**Task directions:**
Print the entries exactly; skip the pictures.

**Records excerpted from a collection:**

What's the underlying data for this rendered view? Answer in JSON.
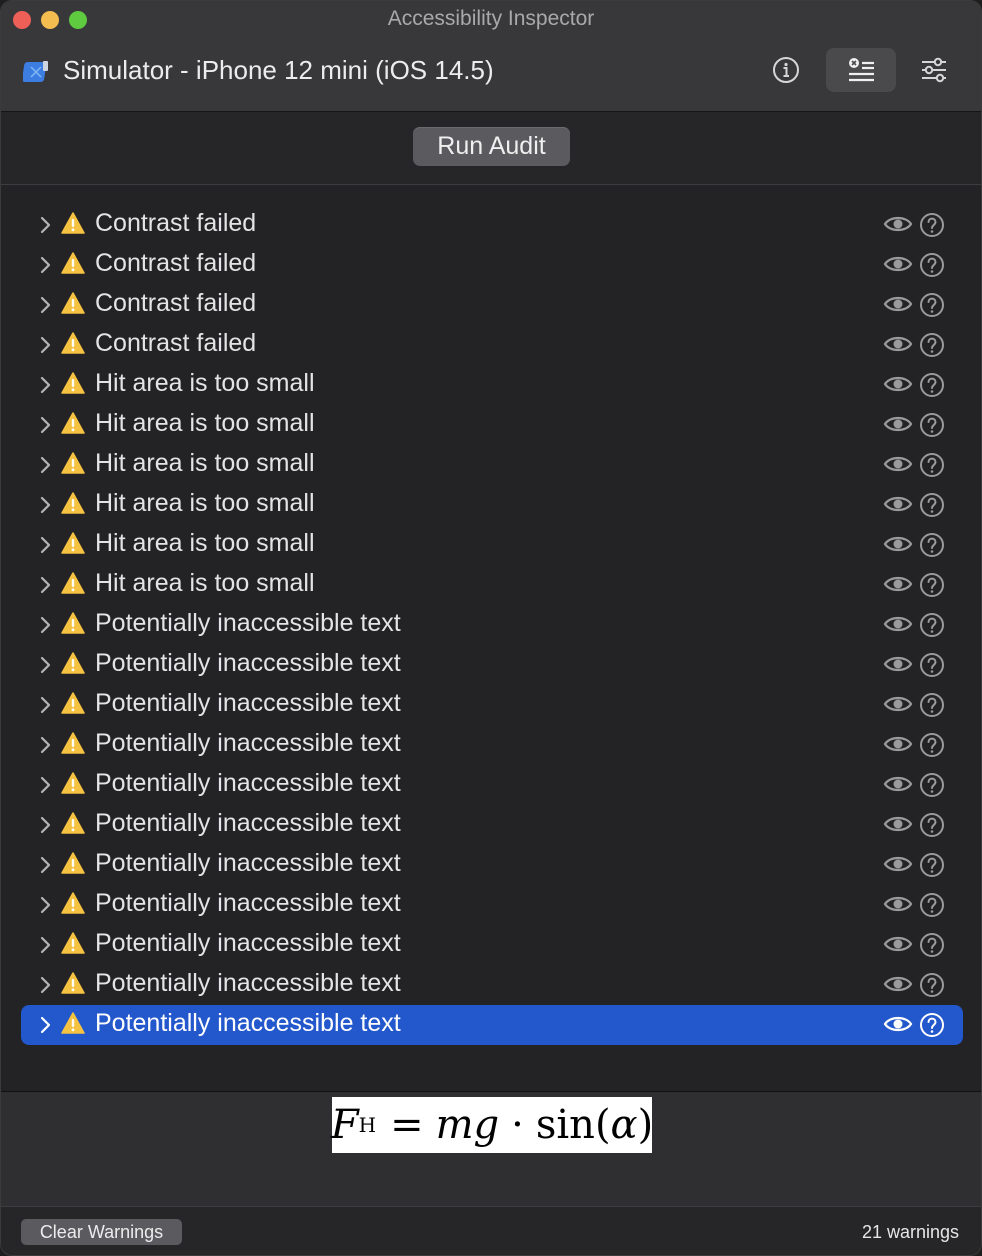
{
  "window": {
    "title": "Accessibility Inspector"
  },
  "toolbar": {
    "target": "Simulator - iPhone 12 mini (iOS 14.5)",
    "info_icon": "info-circle-icon",
    "audit_icon": "audit-list-icon",
    "settings_icon": "sliders-icon"
  },
  "audit": {
    "run_label": "Run Audit"
  },
  "issues": [
    {
      "label": "Contrast failed"
    },
    {
      "label": "Contrast failed"
    },
    {
      "label": "Contrast failed"
    },
    {
      "label": "Contrast failed"
    },
    {
      "label": "Hit area is too small"
    },
    {
      "label": "Hit area is too small"
    },
    {
      "label": "Hit area is too small"
    },
    {
      "label": "Hit area is too small"
    },
    {
      "label": "Hit area is too small"
    },
    {
      "label": "Hit area is too small"
    },
    {
      "label": "Potentially inaccessible text"
    },
    {
      "label": "Potentially inaccessible text"
    },
    {
      "label": "Potentially inaccessible text"
    },
    {
      "label": "Potentially inaccessible text"
    },
    {
      "label": "Potentially inaccessible text"
    },
    {
      "label": "Potentially inaccessible text"
    },
    {
      "label": "Potentially inaccessible text"
    },
    {
      "label": "Potentially inaccessible text"
    },
    {
      "label": "Potentially inaccessible text"
    },
    {
      "label": "Potentially inaccessible text"
    },
    {
      "label": "Potentially inaccessible text",
      "selected": true
    }
  ],
  "detail": {
    "formula": {
      "F": "F",
      "sub": "H",
      "eq": "=",
      "mg": "mg",
      "dot": "·",
      "sin": "sin",
      "open": "(",
      "alpha": "α",
      "close": ")"
    }
  },
  "footer": {
    "clear_label": "Clear Warnings",
    "count": "21 warnings"
  },
  "colors": {
    "selection": "#2357cc",
    "warning": "#f5c242"
  }
}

**Solution for this task:**
What's the underlying data for this rendered view? Answer in JSON.
{
  "window": {
    "title": "Accessibility Inspector"
  },
  "toolbar": {
    "target": "Simulator - iPhone 12 mini (iOS 14.5)",
    "info_icon": "info-circle-icon",
    "audit_icon": "audit-list-icon",
    "settings_icon": "sliders-icon"
  },
  "audit": {
    "run_label": "Run Audit"
  },
  "issues": [
    {
      "label": "Contrast failed"
    },
    {
      "label": "Contrast failed"
    },
    {
      "label": "Contrast failed"
    },
    {
      "label": "Contrast failed"
    },
    {
      "label": "Hit area is too small"
    },
    {
      "label": "Hit area is too small"
    },
    {
      "label": "Hit area is too small"
    },
    {
      "label": "Hit area is too small"
    },
    {
      "label": "Hit area is too small"
    },
    {
      "label": "Hit area is too small"
    },
    {
      "label": "Potentially inaccessible text"
    },
    {
      "label": "Potentially inaccessible text"
    },
    {
      "label": "Potentially inaccessible text"
    },
    {
      "label": "Potentially inaccessible text"
    },
    {
      "label": "Potentially inaccessible text"
    },
    {
      "label": "Potentially inaccessible text"
    },
    {
      "label": "Potentially inaccessible text"
    },
    {
      "label": "Potentially inaccessible text"
    },
    {
      "label": "Potentially inaccessible text"
    },
    {
      "label": "Potentially inaccessible text"
    },
    {
      "label": "Potentially inaccessible text",
      "selected": true
    }
  ],
  "detail": {
    "formula": {
      "F": "F",
      "sub": "H",
      "eq": "=",
      "mg": "mg",
      "dot": "·",
      "sin": "sin",
      "open": "(",
      "alpha": "α",
      "close": ")"
    }
  },
  "footer": {
    "clear_label": "Clear Warnings",
    "count": "21 warnings"
  },
  "colors": {
    "selection": "#2357cc",
    "warning": "#f5c242"
  }
}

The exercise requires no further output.